(Data for this exercise)

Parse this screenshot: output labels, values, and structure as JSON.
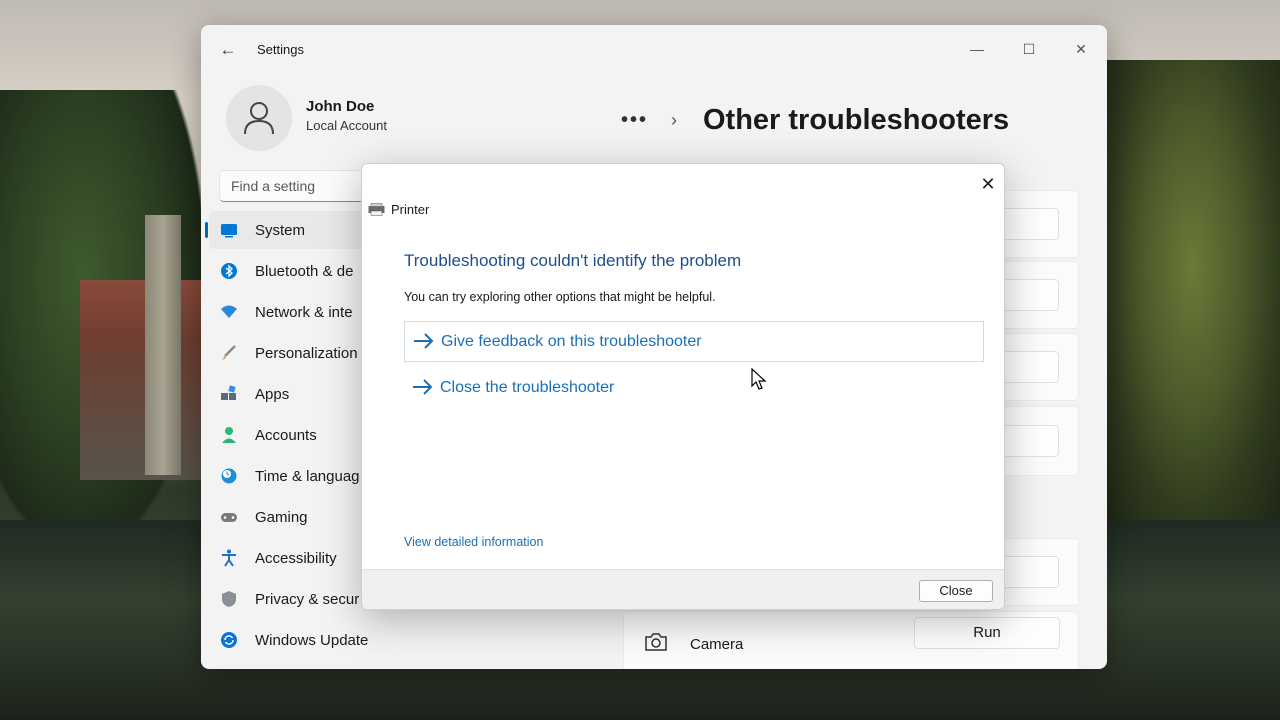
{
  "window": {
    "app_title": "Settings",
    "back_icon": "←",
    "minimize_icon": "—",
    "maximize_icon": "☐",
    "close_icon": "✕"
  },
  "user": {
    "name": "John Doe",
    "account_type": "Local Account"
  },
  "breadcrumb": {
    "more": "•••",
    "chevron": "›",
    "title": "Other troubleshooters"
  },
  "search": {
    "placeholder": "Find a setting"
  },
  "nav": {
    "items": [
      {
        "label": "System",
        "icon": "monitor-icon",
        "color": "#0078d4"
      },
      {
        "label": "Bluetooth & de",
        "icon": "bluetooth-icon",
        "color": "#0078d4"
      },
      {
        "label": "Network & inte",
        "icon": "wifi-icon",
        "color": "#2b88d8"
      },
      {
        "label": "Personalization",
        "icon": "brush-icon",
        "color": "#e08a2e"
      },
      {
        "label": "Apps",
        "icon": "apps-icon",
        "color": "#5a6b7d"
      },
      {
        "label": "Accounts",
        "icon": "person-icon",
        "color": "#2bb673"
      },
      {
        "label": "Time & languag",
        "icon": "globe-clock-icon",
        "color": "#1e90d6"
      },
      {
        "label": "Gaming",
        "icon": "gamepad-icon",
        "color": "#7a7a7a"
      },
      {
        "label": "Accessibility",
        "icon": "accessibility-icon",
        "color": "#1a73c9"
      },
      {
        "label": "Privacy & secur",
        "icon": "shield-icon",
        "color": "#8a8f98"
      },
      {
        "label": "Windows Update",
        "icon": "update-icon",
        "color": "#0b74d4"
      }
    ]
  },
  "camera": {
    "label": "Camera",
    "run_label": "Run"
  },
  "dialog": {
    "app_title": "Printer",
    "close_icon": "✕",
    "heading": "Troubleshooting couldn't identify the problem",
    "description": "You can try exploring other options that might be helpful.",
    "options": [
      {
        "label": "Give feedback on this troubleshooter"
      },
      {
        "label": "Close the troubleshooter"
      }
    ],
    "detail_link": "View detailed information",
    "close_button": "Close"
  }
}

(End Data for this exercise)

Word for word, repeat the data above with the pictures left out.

Parse this screenshot: output labels, values, and structure as JSON.
{
  "window": {
    "app_title": "Settings",
    "back_icon": "←",
    "minimize_icon": "—",
    "maximize_icon": "☐",
    "close_icon": "✕"
  },
  "user": {
    "name": "John Doe",
    "account_type": "Local Account"
  },
  "breadcrumb": {
    "more": "•••",
    "chevron": "›",
    "title": "Other troubleshooters"
  },
  "search": {
    "placeholder": "Find a setting"
  },
  "nav": {
    "items": [
      {
        "label": "System",
        "icon": "monitor-icon",
        "color": "#0078d4"
      },
      {
        "label": "Bluetooth & de",
        "icon": "bluetooth-icon",
        "color": "#0078d4"
      },
      {
        "label": "Network & inte",
        "icon": "wifi-icon",
        "color": "#2b88d8"
      },
      {
        "label": "Personalization",
        "icon": "brush-icon",
        "color": "#e08a2e"
      },
      {
        "label": "Apps",
        "icon": "apps-icon",
        "color": "#5a6b7d"
      },
      {
        "label": "Accounts",
        "icon": "person-icon",
        "color": "#2bb673"
      },
      {
        "label": "Time & languag",
        "icon": "globe-clock-icon",
        "color": "#1e90d6"
      },
      {
        "label": "Gaming",
        "icon": "gamepad-icon",
        "color": "#7a7a7a"
      },
      {
        "label": "Accessibility",
        "icon": "accessibility-icon",
        "color": "#1a73c9"
      },
      {
        "label": "Privacy & secur",
        "icon": "shield-icon",
        "color": "#8a8f98"
      },
      {
        "label": "Windows Update",
        "icon": "update-icon",
        "color": "#0b74d4"
      }
    ]
  },
  "camera": {
    "label": "Camera",
    "run_label": "Run"
  },
  "dialog": {
    "app_title": "Printer",
    "close_icon": "✕",
    "heading": "Troubleshooting couldn't identify the problem",
    "description": "You can try exploring other options that might be helpful.",
    "options": [
      {
        "label": "Give feedback on this troubleshooter"
      },
      {
        "label": "Close the troubleshooter"
      }
    ],
    "detail_link": "View detailed information",
    "close_button": "Close"
  }
}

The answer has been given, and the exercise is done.